Ukrainian President Petro Poroshenko said Putin agreed on a “cease-fire regime” and the steps toward peace. A lasting truce would be the biggest breakthrough yet in the conflict that has raged for more than five months and has killed about 2,600 people, according to the United Nations. Disputes between the countries disrupted gas supplies to Europe in 2006 and 2009.

The Russian-Ukraine standoff sent winter prices up in August for a second month, ICE data showed.

In the absence of any near-term disruption, “the current rally looks overdone,” Citigroup Inc. said in a report e-mailed today, citing full European gas storage sites. The 28 European Union member states had 71.3 billion cubic meters (2.5 billion cubic feet) of gas in storage, the most since at least 2009, according to Gas Infrastructure Europe, a Brussels-based lobby group.

Norway Supply

Higher Norwegian flows following the completion of a test at the Easington terminal in northeast England today helped push down prices for prompt delivery. Total flows into the U.K. system were at 172 million cubic meters a day, compared with a 10-day average of 169 million cubic meters, according to National Grid Plc data.

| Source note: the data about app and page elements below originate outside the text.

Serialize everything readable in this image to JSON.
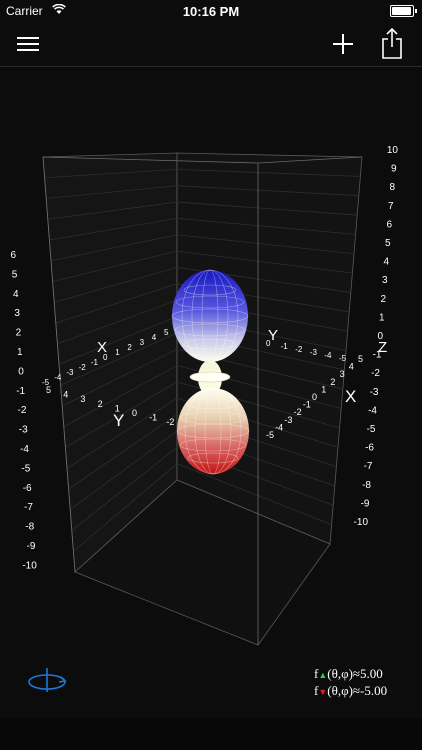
{
  "status_bar": {
    "carrier": "Carrier",
    "time": "10:16 PM",
    "battery_level": 1.0
  },
  "nav": {
    "menu_icon": "hamburger-menu-icon",
    "add_icon": "plus-icon",
    "share_icon": "share-icon"
  },
  "plot": {
    "type": "3d-surface-plot",
    "z_ticks_left": [
      "6",
      "5",
      "4",
      "3",
      "2",
      "1",
      "0",
      "-1",
      "-2",
      "-3",
      "-4",
      "-5",
      "-6",
      "-7",
      "-8",
      "-9",
      "-10"
    ],
    "z_ticks_right": [
      "10",
      "9",
      "8",
      "7",
      "6",
      "5",
      "4",
      "3",
      "2",
      "1",
      "0",
      "-1",
      "-2",
      "-3",
      "-4",
      "-5",
      "-6",
      "-7",
      "-8",
      "-9",
      "-10"
    ],
    "axis_labels": {
      "x_back": "X",
      "y_back": "Y",
      "z": "Z",
      "x_front": "X",
      "y_front": "Y"
    },
    "x_back_ticks": [
      "-5",
      "-4",
      "-3",
      "-2",
      "-1",
      "0",
      "1",
      "2",
      "3",
      "4",
      "5"
    ],
    "y_back_ticks": [
      "0",
      "-1",
      "-2",
      "-3",
      "-4",
      "-5"
    ],
    "y_front_ticks": [
      "5",
      "4",
      "3",
      "2",
      "1",
      "0",
      "-1",
      "-2",
      "-3",
      "-4",
      "-5"
    ],
    "x_front_ticks": [
      "-5",
      "-4",
      "-3",
      "-2",
      "-1",
      "0",
      "1",
      "2",
      "3",
      "4",
      "5"
    ],
    "colors": {
      "top_lobe": "#1a22c8",
      "bottom_lobe": "#c81818",
      "middle": "#fffff0"
    }
  },
  "rotate_icon": "rotate-3d-icon",
  "readout": {
    "f_max_label": "f",
    "f_max_expr": "(θ,φ)≈5.00",
    "f_min_label": "f",
    "f_min_expr": "(θ,φ)≈-5.00"
  }
}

Gas for within-day delivery lost as much as 5.6 percent to 46.75 pence a therm before trading at 48.1 pence a therm, broker data compiled by Bloomberg showed. The day-ahead contract dropped as much as 2.5 percent to 47 pence.

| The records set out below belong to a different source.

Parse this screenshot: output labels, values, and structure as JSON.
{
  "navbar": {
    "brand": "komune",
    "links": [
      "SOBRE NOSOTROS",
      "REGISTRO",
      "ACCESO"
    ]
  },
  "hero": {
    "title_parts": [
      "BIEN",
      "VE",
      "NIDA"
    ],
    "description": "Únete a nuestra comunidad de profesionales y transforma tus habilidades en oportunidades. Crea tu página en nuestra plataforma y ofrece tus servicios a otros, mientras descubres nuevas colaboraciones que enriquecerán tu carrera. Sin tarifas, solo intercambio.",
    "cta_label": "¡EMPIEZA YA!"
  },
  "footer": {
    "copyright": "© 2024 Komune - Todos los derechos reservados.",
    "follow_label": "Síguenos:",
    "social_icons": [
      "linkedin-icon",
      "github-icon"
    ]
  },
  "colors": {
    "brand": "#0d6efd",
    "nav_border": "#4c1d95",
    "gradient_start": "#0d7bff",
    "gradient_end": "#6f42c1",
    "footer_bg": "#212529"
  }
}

The European Commission, the EU’s regulatory arm, adopted proposals to expand sanctions against Russia for its support of separatists in eastern Ukraine. Possible further curbs include access to capital markets, defense, dual-use goods and sensitive technologies, according to an e-mailed statement.

“While this is very positive for the stability in the region, I think the gas market will continue to reflect the geopolitical uncertainty,” Craig Lowrey, a consultant at UX Energy Services in Ipswich, England, said by phone.

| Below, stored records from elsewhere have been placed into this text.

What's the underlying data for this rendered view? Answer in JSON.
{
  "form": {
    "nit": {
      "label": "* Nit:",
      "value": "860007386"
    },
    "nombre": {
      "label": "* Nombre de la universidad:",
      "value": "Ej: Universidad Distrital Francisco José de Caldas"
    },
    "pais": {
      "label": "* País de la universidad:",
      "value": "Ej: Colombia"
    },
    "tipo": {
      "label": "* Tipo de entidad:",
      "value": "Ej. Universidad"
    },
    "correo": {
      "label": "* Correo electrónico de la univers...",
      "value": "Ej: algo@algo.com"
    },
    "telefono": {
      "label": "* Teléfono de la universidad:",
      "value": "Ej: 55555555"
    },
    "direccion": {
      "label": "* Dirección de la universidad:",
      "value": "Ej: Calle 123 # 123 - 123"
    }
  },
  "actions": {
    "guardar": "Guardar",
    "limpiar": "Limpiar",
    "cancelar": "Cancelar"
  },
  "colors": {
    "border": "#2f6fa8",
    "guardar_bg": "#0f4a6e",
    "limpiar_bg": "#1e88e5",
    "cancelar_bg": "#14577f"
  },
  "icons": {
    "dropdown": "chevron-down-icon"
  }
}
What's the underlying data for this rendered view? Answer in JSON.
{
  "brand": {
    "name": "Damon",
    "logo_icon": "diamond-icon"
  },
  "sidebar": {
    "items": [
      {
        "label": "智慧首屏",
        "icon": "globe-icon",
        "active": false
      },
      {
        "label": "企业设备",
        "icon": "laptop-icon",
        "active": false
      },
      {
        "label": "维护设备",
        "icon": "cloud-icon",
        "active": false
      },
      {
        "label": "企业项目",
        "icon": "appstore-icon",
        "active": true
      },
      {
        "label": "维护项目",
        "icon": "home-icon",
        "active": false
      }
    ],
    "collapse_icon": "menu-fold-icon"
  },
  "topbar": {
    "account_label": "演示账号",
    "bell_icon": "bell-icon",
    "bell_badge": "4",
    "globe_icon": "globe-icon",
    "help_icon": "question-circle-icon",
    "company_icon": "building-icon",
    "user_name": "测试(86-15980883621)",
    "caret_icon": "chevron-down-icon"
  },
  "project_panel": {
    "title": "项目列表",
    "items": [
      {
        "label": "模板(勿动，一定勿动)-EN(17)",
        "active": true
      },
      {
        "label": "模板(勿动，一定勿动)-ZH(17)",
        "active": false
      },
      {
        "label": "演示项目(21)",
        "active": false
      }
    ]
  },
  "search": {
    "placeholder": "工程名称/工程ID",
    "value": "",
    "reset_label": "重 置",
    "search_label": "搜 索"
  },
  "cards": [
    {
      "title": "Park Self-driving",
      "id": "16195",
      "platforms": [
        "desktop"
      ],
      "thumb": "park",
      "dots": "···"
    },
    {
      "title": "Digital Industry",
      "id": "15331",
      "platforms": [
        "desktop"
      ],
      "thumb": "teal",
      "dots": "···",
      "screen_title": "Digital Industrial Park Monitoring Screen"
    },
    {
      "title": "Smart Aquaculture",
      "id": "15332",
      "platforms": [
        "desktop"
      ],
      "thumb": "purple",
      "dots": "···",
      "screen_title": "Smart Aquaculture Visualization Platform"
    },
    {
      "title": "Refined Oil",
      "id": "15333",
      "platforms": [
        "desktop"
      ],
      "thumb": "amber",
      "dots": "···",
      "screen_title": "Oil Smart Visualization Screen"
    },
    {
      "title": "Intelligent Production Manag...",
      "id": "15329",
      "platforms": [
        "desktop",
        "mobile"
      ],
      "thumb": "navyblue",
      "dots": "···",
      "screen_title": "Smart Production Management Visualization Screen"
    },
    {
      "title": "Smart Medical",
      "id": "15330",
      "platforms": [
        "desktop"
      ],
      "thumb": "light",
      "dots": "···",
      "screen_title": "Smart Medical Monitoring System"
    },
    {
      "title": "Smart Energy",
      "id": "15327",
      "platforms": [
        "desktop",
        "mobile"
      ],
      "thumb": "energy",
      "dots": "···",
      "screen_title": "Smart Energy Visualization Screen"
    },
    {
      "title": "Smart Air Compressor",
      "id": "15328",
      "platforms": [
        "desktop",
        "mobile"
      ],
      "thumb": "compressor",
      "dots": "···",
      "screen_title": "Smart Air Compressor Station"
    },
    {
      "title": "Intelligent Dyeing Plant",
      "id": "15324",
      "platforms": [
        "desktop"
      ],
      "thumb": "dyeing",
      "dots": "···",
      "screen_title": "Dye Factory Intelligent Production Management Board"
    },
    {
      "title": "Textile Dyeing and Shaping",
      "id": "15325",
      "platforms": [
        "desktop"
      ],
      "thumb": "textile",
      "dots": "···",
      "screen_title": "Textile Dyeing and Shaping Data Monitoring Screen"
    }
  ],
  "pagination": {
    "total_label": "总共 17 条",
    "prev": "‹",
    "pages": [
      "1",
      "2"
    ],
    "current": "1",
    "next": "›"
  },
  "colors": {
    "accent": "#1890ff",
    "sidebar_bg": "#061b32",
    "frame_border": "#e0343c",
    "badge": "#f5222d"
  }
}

To contact the reporters on this story: Anna Shiryaevskaya in London at ashiryaevska@bloomberg.net; Isis Almeida in London at ialmeida3@bloomberg.net

To contact the editors responsible for this story: Lars Paulsson at lpaulsson@bloomberg.net Andrew Reierson, Rob Verdonck

Press spacebar to pause and continue. Press esc to stop.

Bloomberg reserves the right to remove comments but is under no obligation to do so, or to explain individual moderation decisions.

Please enable JavaScript to view the comments powered by Disqus.